While not as spurned as they once were, prices for all three models are surprisingly low at the moment – for what would buy you a good but not exceptional MGB GT or Reliant Scimitar you could be driving a really nice Lotus Elite – in fact £5000-7500 would get you a solid, driving but unexceptional example of all three. But at that level they would probably have faded or bleached bodywork and tatty interiors. Go up to £7500-10,000 and you’re getting into the realm of cars without any stand-out faults, all mechanical parts in good condition and presentable interiors. In five-figure territory comes the very best examples, with Eclats and Excels topping out at £15,000 or so and Elites going up to £17,500.
Lotus Elite, Eclat & Excel timeline
Lotus Type 75 Elite introduced, with 2.0-litre 155bhp Type 907 engine and a 2+2 shooting brake body. Available in three trim levels – 501 (base), 502 (with air conditioning) and 503 (with air conditioning and power steering).
Lotus Type 76 Eclat launched, with the same chassis and drivetrain as the Elite but in a more conventional fastback coupe body. Basic Elite 520 had four-speed transmission, steel wheels and smaller front brakes. 521, 522 and 523 models were specced as per equivalent Elite. The 520 and 521 were also available in Sprint form with unique black/white paint scheme and various engine and running gear upgrades.

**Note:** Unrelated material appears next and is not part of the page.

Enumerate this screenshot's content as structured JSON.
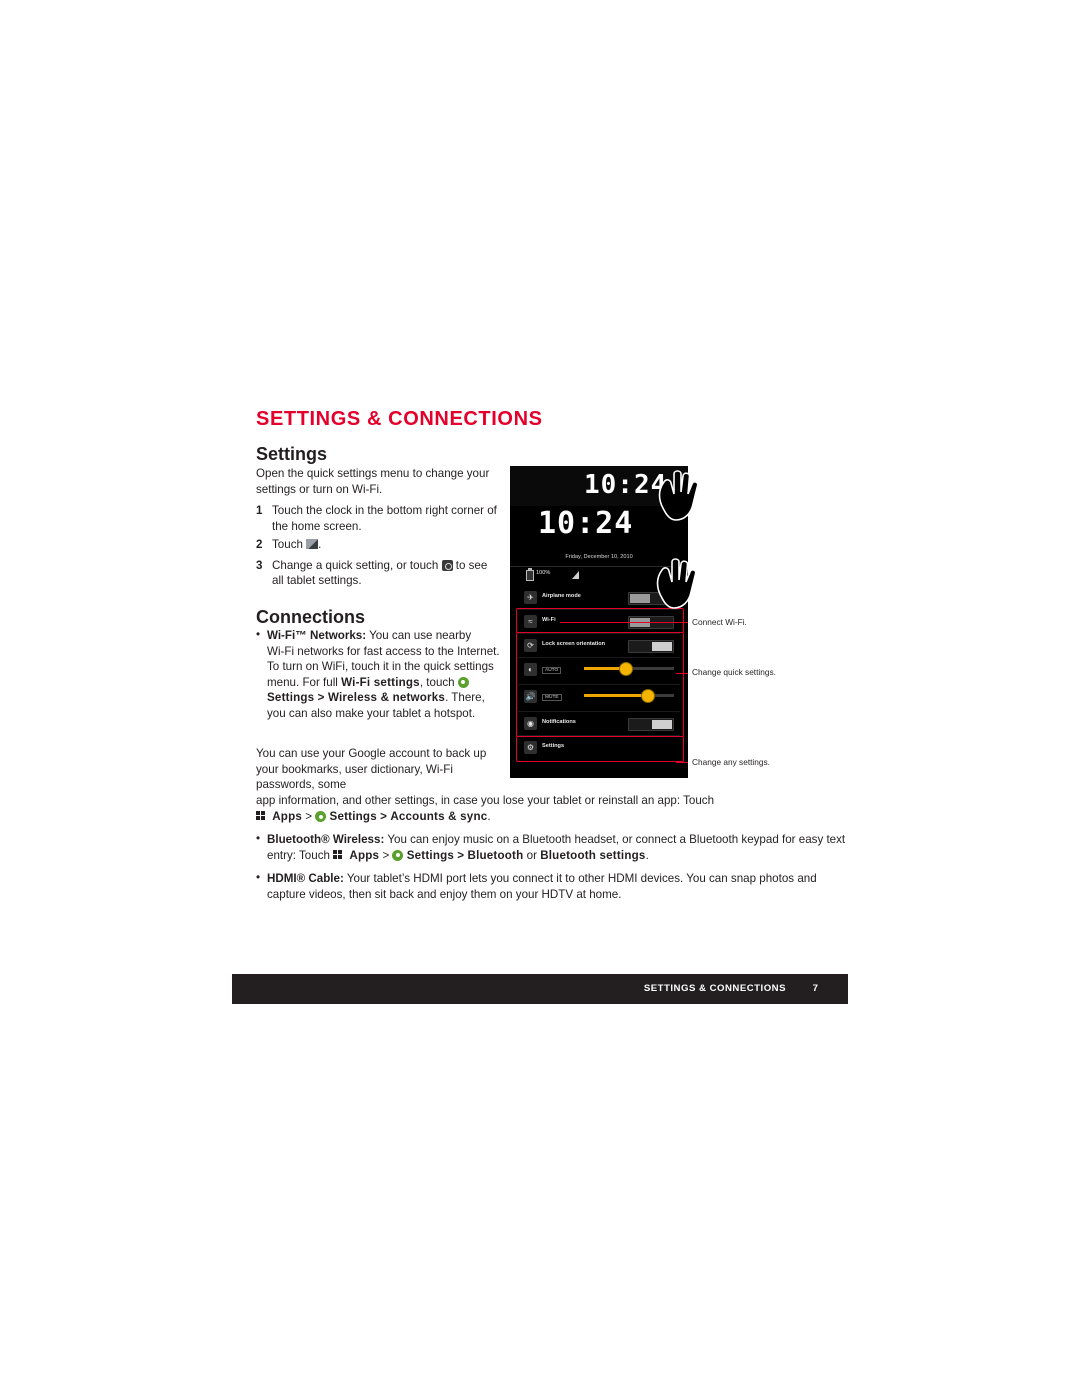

Three-speed Borg Warner automatic transmission introduced as an option, available on new range-topping 504 (Elite) and 524 (Eclat) models.
Series 2 Elite (Type 83) and Eclat (Type 84) introduced with 2.2-litre Type 912 engine of the same power but usefully more torque. Getrag five-speed manual gearbox now fitted as standard, plus a galvanised chassis frame and electrically worked headlamps.
At the end of the year the Elite is withdrawn from production after 2535 examples are made.
The Type 89 Eclat Excel is launched – a heavy re-engineering of the Eclat requiring a different chassis and incorporating a restyled, more rounded body of the same basic shape. Type 912 engine is retained, but now with numerous Toyota-sourced drivetrain and running gear parts such as 5-speed gearbox, differential, driveshafts and four-wheel disc brakes. This replaces the original Eclat, of which around 1500 had been built. Same options/model structure as the Eclat.
New body-coloured bumpers, a louvred bonnet, rear spoiler and optional (Toyota Supra) alloy wheels more clearly differentiate the Eclat Excel from the previous Eclat.
The new model simply becomes the Lotus Excel. Front arches are reprofiled with more flare and the boot aperture is enlarged.
The Excel SE is launched in October with a higher-compression engine with tri-jet carbs and 180bhp, identified by red cam covers. All Excels gain redesigned and more upmarket fascia with improved heater. Toyota-sourced windscreen wipers and headlamp motors fitted.
Excel SA with four-speed automatic transmission added to the range, also coming with cruise control, central locking and a wood-panelled dashboard.
The Excel is facelifted with reprofiled bumpers, spoilers, bonnet panel and new door mirrors (from the Citroën CX) plus revised suspension giving better ride and body control.
Lotus Excel production ends with 2075 built.